Greetings from the International Space Development Conference in Los Angeles, where X Prize founder Peter Diamandis and NASA second in command Shana Dale have just opened the Lunar Lander Challenge.
This is the first of NASA’s X-Prize-inspired prizes to crack a million dollars, for which NASA had to get congressional approval.
The X Prize Foundation is administering the prize for NASA, and competitors will fly vehicles at this October’s X Prize Cup in Las Cruces, NM.
Winners will have to demonstrate the ability to build ships that can land on the moon’s surface.
Demo a rocket, manned or otherwise, that can fly to 50 meters altitude, translate sideways to a landing point 100 meters away, land on rocky, simulated lunar terrain shut down its engines and then launch again (refueling is allowed) to return to the original launch point, and $1.25 million could be yours.

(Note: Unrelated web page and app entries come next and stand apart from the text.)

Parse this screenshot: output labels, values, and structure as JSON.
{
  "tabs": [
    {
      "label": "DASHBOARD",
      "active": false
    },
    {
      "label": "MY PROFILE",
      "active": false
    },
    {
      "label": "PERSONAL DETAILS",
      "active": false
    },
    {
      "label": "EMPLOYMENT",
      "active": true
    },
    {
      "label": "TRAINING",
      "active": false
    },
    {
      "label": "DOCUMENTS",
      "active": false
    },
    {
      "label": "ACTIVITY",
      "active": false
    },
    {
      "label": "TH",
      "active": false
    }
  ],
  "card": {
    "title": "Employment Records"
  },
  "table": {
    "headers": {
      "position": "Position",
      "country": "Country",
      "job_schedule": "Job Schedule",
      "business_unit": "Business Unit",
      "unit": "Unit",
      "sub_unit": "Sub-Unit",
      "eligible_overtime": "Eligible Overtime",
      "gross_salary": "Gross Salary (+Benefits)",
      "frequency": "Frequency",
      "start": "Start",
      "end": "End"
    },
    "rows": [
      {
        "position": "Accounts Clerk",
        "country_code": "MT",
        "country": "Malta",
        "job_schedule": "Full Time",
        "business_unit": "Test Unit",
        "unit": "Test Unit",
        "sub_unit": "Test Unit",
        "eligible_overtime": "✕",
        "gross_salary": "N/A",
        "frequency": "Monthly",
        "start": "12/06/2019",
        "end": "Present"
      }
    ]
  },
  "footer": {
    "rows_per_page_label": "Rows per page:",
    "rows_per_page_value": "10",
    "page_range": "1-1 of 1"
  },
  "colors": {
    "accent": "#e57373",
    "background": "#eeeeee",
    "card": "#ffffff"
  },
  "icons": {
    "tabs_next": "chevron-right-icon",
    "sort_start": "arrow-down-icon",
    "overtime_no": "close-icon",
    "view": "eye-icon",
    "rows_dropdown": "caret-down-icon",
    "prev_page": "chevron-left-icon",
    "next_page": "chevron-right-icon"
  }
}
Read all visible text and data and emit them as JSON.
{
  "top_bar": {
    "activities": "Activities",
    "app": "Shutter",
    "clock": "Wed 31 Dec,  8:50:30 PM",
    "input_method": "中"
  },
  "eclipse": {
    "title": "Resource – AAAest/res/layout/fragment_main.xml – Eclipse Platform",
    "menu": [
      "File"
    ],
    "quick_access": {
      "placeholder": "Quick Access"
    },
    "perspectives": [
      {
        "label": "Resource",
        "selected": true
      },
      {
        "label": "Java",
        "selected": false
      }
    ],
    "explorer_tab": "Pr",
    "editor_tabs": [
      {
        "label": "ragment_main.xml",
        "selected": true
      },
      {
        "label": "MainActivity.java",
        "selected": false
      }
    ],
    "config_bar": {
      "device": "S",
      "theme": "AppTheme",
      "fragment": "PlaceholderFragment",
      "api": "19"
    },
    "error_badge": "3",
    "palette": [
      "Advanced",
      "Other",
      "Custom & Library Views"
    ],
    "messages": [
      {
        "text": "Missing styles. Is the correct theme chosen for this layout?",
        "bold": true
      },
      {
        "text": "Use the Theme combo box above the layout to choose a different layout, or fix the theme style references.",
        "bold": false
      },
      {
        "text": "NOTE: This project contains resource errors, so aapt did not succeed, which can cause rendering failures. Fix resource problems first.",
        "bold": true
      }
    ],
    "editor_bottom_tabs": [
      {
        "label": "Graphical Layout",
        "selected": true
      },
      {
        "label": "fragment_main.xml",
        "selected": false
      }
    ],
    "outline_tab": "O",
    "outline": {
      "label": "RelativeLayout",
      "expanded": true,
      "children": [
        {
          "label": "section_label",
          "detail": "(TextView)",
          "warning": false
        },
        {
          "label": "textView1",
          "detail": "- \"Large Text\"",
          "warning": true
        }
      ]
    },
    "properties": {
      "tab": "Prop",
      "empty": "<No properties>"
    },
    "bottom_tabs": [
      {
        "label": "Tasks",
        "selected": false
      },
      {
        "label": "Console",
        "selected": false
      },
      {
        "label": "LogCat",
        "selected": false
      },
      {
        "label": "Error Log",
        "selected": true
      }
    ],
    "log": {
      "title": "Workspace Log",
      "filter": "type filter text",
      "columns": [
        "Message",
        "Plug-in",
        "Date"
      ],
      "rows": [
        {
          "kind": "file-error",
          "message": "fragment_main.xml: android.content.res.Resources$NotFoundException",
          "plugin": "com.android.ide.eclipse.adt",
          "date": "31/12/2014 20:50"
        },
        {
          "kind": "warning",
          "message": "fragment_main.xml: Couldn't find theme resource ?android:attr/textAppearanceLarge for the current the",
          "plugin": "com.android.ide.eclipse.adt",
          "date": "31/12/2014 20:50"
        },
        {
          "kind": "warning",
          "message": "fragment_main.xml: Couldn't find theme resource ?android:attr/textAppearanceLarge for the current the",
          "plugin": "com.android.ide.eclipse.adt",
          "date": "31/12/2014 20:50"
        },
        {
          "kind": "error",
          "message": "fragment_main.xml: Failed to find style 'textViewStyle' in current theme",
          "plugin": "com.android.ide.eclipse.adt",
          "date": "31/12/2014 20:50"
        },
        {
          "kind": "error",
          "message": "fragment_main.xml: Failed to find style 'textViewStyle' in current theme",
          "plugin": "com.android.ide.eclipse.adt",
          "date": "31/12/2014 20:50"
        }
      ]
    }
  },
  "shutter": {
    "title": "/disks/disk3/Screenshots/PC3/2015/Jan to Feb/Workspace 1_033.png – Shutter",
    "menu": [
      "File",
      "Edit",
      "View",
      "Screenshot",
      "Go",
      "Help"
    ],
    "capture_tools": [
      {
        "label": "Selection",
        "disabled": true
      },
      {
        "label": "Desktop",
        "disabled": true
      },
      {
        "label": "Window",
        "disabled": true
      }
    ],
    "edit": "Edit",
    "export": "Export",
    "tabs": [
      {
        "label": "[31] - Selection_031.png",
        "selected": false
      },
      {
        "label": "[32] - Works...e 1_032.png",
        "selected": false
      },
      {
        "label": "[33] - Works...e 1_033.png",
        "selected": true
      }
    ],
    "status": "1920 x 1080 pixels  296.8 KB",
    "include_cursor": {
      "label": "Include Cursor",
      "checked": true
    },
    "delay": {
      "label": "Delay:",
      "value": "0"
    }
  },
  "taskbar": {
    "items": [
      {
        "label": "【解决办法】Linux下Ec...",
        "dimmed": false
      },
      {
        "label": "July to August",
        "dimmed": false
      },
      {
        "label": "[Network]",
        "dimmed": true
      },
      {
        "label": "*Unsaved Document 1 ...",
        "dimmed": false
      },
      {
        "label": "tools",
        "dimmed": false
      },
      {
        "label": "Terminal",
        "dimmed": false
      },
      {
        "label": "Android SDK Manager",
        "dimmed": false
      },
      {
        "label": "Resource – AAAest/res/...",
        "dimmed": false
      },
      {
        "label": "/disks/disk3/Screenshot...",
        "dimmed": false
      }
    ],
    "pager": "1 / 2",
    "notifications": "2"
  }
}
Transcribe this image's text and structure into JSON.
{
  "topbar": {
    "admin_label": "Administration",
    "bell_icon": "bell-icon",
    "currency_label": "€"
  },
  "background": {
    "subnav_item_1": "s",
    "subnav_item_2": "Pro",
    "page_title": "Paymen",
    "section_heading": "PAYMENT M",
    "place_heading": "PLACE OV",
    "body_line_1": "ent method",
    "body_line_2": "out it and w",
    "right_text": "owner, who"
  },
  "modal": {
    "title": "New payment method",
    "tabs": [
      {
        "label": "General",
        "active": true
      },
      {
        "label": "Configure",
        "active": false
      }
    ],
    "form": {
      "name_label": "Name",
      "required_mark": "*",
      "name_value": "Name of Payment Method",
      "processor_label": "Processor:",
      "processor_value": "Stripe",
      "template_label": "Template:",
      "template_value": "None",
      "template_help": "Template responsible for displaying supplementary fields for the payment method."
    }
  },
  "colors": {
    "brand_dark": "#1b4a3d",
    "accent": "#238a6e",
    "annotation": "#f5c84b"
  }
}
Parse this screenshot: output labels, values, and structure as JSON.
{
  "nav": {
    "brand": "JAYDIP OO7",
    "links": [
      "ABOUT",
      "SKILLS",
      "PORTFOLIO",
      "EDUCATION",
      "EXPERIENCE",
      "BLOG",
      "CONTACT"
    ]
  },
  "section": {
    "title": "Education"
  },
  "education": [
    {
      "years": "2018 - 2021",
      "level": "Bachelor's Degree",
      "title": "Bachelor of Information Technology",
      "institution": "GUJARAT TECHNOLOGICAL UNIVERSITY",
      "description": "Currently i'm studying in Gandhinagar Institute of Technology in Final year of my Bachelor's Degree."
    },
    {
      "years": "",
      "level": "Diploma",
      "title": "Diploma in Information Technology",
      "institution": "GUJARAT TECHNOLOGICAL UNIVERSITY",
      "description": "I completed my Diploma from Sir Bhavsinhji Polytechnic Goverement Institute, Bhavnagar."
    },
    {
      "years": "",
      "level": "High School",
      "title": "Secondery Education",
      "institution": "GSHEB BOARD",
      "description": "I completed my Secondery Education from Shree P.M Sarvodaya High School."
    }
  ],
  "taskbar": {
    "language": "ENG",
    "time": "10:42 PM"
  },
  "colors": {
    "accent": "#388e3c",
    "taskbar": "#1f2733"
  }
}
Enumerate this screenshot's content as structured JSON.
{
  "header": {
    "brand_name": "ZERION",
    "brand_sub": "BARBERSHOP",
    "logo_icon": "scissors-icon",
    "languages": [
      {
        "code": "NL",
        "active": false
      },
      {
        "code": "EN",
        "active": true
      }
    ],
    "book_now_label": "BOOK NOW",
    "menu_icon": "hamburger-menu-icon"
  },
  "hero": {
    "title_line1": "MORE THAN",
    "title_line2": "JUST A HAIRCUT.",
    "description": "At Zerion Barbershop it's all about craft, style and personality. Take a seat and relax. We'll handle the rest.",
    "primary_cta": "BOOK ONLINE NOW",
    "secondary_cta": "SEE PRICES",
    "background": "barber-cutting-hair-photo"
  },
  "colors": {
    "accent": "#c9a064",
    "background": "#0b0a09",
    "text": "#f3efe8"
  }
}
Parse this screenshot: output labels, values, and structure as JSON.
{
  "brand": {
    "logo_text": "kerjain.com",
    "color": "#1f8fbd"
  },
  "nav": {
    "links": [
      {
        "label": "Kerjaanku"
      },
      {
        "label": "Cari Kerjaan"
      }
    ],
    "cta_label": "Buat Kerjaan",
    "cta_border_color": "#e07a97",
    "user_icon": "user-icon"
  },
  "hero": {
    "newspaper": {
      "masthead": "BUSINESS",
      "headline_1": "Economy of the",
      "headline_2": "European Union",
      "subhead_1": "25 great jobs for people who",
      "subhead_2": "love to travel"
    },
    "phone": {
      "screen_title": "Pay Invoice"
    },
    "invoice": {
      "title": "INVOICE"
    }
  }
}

Prizes for lesser accomplishments are available too, ranging down to $150,000.
Tellingly, the video clips Diamandis played of hovering and landing rockets were both from John Carmack’s Armadillo Aerospace, which has been working on vertical takeoff/vertical landing rockets for a number of years now. In fact the Lunar Challenge seems tailor-made for Armadillo, which demoed the only vertical takeoff rocket at last year’s Countdown to the X Prize Cup. Check for complete rules at www.xprize.org.
–UPDATE AT 6:10 P.M. PACIFIC–
David Masten of Masten Space Services says he’s in for the Lunar Lander Challenge. So that’s two companies I know about now throwing hats in the ring already.
Masten also confirmed a rumor I’d been hearing around Mojave Airport: that his company is setting up shop there in June.